5. Variations within the sample are telling
For many of the methods, the average full sample ratings were not reflective of the variations in the response of the different groups – LGBT, non-LGBT, theological conservatives, theological non-conservatives, no theological perspectives.
“When you get to the root, you see you need to know who you are looking at,” said Dr Rosik.
“Lumping those coming from a conservative faith community and how they want to address their SSA and those not in that community into one group is a disservice. And usually, the disservice is in the direction of those who are traditionally religious.”
How the research can be applied
Responding to the research, Raphael Zhang, one of the moderators of the Q&A segment of the webinar, said the affirmation that change-allowing therapies can help was heartening.
Sharing his personal journey, he said: “I believed I was born gay for the longest time.
“I pursued my gay desires because it feels, to a person with SSA, spontaneous, it feels natural, it feels like this doesn’t feel wrong, I can act upon it.
“I held the belief for 10-plus years.”

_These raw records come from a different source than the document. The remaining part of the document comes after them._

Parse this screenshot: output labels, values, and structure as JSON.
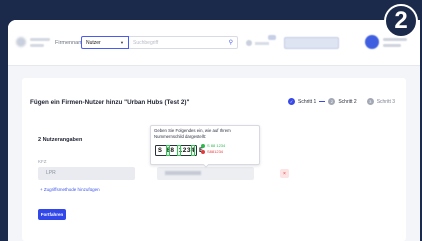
{
  "topbar": {
    "firm_label": "Firmenname",
    "type_select_value": "Nutzer",
    "search_placeholder": "Suchbegriff"
  },
  "card": {
    "title": "Fügen ein Firmen-Nutzer hinzu \"Urban Hubs (Test 2)\"",
    "steps": [
      {
        "label": "Schritt 1",
        "state": "done",
        "number": "✓"
      },
      {
        "label": "Schritt 2",
        "state": "todo",
        "number": "2"
      },
      {
        "label": "Schritt 3",
        "state": "todo",
        "number": "3"
      }
    ],
    "section_title": "2  Nutzerangaben",
    "field_label": "KFZ",
    "input_left_value": "LPR",
    "add_link": "+ Zugriffsmethode hinzufügen",
    "continue_button": "Fortfahren",
    "delete_icon": "x-icon"
  },
  "tooltip": {
    "text": "Geben Sie Folgendes ein, wie auf Ihrem Nummernschild dargestellt:",
    "plate_text": "S 88 1234 E",
    "example_ok": "S 88 1234",
    "example_bad": "S881234"
  },
  "overlay": {
    "step_badge": "2"
  },
  "colors": {
    "accent": "#3147ea",
    "background": "#1b2a4a",
    "ok": "#2fb84f",
    "error": "#e23b3b"
  }
}
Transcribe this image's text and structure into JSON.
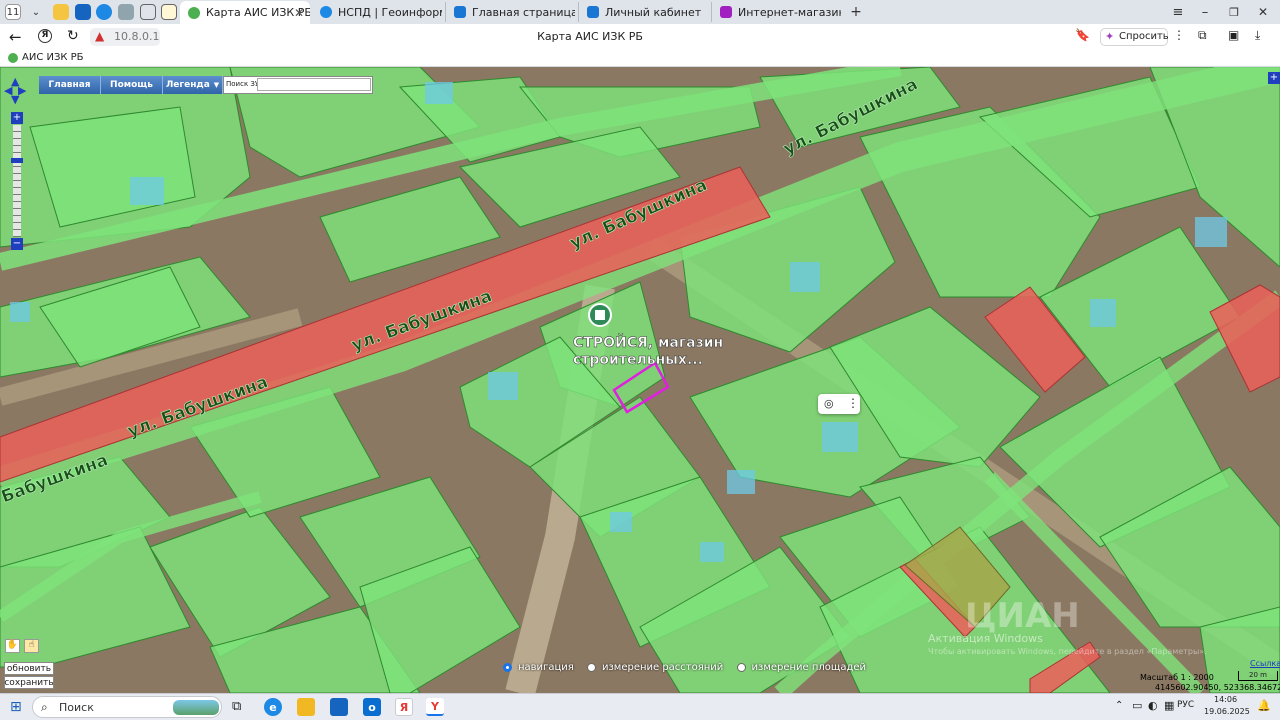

Then, he realised that his SSA may have come from “certain unmet needs in my childhood”. That caused a paradigm shift in his perspective.
“I had to revaluate for myself: Is it really true that everything I feel to be natural should be acted upon?”
“I started to see myself differently. It was empowering. Before, it felt like it was who I am, I can’t do anything about it.
“After that, I realised SSA is what I have and there is something I can do about this. There are decisions I can make.”
He added: “I always used to believe: If I feel it is natural, therefore it is right.
“After I went through that paradigm shift, I had to revaluate for myself: Is it really true that everything I feel to be natural should be acted upon? I have a lot of natural desires that I think should not be acted upon.
“It is authentic to live out who I am supposed to be versus being tied to my desires. It is more freeing to decide what desires you can act upon or not.”
Dr Rosik agreed, adding that what it means to be authentic is not what psychology can define.
“The belief that the experience I have must be my authentic self is a value judgement, not a scientific one,” he said.
Mr Zhang also raised the issue of “overgeneralisation of what change means”.
“People look at my story and say, ‘You haven’t really changed. You still have SSA.’ I feel like you should offer more space to let people define change in ways that are meaningful to them.
“I have SSA but am committed to not having same-sex behaviour and that, to me, is meaningful change. I think there should be space for that diversity of experience.”
Dr Rosik reiterated that shifts are considered change, too.
“This is the only area where the only kind of change that is considered to be helpful is a categorical one (that is, from having a homosexual orientation to a heterosexual orientation). That is a set-up.
“There is no other category of behaviour where that is the standard you have to meet for something to be considered helpful.”
What the research has indicated is that change is possible for those with unwanted SSA and that therapy can be a means of helping them towards that end.